Why I’m passionate about becoming the hedgehog.
On the verge of our 8th year in business, this week we launched our new Future Talent Sports Cards website, and I’ve been reflecting on what has enabled us to survive this long when so many new businesses fail within the first year.
Like any business there’s been plenty of ups and downs, and numerous temptations to change direction, but what has helped us stay the course has been one underlying mindset — we’re passionate about being the hedgehog.
So who is the hedgehog?
The theory of the hedgehog has been adapted from a fragment of verse by the Greek poet Archilochus who stated:
“The fox knows many things, but the hedgehog knows one big thing.”
It sounds like such a playful little fable, but the impact this has had on modern business is absolutely staggering — particularly considering Archilochus lived between 680 -645 BC.
Let’s explore why.
Much of this impact is due to philosopher Isaiah Berlin who, in 1953, took this parable one step further by applying it to the modern world and presenting an argument that the world can be divided into two groups of people: foxes and hedgehogs.
In his essay, ‘The Fox and the Hedgehog’ he argued that foxes are sleek and shrewd animals that pursue many goals and interests at the same time, however because their interests and strategies are so varied, their thinking is scattered and unfocused, and they are limited in what they can achieve in the long run.
Hedgehogs, however, are slow and steady. People often overlook them because they’re quiet and unassuming. But, unlike the fox, they are able to simplify the world and focus on one overarching vision. It’s this principle that guides everything they do, and helps them succeed against all odds.
This concept has had a profound impact on me. The focus of Berlin’s book is exploring the mind of Leo Tolstoy who he claims was a fox by nature, but believed in being a hedgehog and this is an internal battle I’ve also found myself fighting at times.
Having clarity over which animal you are is critical to your success according to Berlin, and whilst on a personal level this distinction is not always so clear — when it comes to business I have absolutely no doubt who I want it to be — the Hedgehog.
In this book he explored the greatest companies of the modern era in an attempt to understand what were the common characteristics that made them all great.
Throughout his findings he listed a range of elements that had led to their success, but there was one characteristic that they all had in common — they were all focused on creating a hedgehog.
So how do you know if you’re a Hedgehog, and can you become one if you aren’t already?
According to Collins, you can become one by finding the sweet spot between the intersection of these three circles.
Now our little custom sports cards business is by no means on the spectrum of these companies, nor have we reached the lofty heights of conquering the world, but embracing this concept and instilling a relentless focus on doing one thing better than anyone else has provided a single purpose that drives us every day — produce the highest-quality customised trading cards through an experience that will turn a dream into reality.
Every year we’ve been presented with more and more opportunities to expand our product offerings, whether it be selling certificates, or trophies, or even adding a photography service to the mix and there’s no doubt some of these we could do fairly well, but they would be diverting our attention away from what we do better than anyone else, our hedgehog, and that is the one thing we will never compromise and why I believe our customers remain so loyal.
When all is going well it’s great fun being the fox.
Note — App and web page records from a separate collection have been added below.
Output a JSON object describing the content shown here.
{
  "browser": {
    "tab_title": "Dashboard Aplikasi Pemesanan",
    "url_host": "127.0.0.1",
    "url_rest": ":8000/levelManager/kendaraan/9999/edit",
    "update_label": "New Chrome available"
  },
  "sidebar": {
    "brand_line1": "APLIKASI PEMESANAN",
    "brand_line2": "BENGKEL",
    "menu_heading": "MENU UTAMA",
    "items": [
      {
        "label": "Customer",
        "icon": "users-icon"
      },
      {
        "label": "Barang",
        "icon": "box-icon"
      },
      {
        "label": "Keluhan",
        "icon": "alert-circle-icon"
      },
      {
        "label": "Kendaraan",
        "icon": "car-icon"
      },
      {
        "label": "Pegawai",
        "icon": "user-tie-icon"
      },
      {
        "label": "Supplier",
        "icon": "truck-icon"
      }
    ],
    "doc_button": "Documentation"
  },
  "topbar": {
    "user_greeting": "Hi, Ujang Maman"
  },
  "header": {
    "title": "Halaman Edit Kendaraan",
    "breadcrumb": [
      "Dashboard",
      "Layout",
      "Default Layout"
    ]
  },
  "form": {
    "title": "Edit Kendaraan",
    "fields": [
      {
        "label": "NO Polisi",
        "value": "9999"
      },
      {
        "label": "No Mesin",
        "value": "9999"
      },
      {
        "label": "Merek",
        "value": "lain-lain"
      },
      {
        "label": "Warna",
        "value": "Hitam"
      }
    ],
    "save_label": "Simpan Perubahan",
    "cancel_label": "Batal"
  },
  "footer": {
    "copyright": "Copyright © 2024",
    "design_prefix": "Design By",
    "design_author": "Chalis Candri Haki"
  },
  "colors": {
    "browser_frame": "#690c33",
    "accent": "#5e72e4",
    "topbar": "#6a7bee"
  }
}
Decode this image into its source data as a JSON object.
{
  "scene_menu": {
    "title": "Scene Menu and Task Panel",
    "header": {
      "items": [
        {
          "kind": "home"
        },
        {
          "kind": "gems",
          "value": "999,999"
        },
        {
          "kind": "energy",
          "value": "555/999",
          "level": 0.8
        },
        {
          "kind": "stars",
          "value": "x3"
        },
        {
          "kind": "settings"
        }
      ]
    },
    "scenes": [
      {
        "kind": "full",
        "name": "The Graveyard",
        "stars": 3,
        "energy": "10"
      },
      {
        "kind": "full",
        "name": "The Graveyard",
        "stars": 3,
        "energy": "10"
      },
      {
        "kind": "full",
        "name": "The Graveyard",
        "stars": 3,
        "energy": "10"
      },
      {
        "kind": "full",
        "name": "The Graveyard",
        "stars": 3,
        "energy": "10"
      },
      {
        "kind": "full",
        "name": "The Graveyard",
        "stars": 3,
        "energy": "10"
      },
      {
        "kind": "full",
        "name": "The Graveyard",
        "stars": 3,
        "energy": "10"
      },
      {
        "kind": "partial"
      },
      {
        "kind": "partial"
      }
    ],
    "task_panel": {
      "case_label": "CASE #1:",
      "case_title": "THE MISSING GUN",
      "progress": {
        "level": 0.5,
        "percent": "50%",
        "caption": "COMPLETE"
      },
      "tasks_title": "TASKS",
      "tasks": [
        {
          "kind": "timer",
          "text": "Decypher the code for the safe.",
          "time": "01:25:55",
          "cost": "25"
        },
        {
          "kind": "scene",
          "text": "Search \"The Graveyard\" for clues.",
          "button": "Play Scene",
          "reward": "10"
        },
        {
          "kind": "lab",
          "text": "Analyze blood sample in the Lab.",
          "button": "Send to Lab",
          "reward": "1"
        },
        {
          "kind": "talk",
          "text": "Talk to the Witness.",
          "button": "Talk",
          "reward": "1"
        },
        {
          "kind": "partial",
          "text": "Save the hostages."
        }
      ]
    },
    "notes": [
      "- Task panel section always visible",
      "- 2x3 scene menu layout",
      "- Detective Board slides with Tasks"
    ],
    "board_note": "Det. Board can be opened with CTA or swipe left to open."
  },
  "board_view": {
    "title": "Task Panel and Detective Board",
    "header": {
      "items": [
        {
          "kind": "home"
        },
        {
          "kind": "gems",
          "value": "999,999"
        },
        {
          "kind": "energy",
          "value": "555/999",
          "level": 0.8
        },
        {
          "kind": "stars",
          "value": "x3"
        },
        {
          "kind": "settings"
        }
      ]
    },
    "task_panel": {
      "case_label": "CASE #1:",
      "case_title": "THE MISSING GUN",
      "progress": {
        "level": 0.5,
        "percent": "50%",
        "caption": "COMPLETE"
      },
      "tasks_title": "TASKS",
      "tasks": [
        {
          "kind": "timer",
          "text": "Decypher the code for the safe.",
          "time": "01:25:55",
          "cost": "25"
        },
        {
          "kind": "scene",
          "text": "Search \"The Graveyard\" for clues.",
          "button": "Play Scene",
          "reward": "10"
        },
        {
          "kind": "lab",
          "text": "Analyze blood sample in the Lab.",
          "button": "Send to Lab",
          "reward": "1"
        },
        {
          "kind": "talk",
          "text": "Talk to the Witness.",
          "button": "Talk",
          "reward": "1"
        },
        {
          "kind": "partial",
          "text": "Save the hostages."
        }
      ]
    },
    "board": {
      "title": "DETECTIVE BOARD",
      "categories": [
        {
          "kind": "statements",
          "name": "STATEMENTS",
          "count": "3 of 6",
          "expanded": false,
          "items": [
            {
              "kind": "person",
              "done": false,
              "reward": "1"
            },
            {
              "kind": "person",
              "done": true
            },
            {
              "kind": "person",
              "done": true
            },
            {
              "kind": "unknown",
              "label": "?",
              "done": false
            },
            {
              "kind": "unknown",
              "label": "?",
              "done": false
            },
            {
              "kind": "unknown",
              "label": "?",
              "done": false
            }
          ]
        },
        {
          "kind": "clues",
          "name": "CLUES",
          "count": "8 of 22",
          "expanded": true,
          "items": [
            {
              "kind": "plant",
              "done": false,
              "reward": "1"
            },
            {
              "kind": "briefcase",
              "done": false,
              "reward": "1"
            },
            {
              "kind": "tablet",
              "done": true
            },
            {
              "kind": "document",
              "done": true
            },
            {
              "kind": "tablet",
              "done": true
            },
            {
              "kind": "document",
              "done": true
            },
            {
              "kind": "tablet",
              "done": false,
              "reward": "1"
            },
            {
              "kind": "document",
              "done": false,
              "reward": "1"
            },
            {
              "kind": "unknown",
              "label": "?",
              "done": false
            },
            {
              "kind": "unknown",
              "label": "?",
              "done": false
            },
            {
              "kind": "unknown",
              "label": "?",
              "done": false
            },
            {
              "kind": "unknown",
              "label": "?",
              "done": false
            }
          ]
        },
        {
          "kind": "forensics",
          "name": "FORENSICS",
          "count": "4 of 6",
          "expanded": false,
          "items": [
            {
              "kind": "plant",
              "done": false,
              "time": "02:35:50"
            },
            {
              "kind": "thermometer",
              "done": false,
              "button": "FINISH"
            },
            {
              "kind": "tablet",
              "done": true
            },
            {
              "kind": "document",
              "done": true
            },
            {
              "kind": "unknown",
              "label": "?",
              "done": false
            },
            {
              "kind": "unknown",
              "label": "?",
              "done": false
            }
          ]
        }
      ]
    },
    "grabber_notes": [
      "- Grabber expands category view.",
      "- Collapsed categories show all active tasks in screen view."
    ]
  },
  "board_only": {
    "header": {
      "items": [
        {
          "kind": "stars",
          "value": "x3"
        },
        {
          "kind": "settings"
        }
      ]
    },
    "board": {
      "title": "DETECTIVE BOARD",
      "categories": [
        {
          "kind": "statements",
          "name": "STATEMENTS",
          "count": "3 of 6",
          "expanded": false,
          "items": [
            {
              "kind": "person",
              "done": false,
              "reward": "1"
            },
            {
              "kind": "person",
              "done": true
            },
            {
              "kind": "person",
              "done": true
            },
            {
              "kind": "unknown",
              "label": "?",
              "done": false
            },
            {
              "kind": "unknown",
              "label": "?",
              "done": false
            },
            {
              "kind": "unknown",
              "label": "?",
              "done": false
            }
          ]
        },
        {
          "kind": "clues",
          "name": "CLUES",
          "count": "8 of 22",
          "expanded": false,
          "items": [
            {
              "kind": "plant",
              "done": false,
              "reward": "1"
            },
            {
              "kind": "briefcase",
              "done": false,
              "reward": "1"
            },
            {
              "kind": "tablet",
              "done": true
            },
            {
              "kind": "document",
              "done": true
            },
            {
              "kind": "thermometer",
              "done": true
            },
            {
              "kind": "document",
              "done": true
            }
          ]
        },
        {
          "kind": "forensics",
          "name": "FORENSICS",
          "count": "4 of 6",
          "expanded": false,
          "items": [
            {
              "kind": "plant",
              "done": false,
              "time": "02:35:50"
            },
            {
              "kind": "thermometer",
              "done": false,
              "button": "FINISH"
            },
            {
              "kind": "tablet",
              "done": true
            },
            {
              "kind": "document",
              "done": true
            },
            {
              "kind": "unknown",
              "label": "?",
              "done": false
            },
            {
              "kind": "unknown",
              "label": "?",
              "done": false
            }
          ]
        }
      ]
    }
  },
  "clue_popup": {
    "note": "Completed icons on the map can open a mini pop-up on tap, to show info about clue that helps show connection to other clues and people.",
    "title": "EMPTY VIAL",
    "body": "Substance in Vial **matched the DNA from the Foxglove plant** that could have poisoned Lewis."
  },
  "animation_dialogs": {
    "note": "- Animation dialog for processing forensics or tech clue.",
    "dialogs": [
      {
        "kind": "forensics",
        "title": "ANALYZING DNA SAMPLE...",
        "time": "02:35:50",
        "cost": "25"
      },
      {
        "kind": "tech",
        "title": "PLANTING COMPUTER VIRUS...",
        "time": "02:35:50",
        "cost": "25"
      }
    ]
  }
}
Exploring new opportunities and ideas is certainly something I embrace to help remain ahead of the game.
However, it’s when you’re challenged or things aren’t working that being the hedgehog becomes so vital.
It’s when the first sign of danger appears that the fox runs away, whilst the hedgehog stands his ground. He has been waiting. He rolls into a ball. He presents his spikes, and he protects his area better than any other animal, and soon enough the fox runs away looking for any easier target to attack, and the hedgehog continues going about their business, ever stronger for the encounter.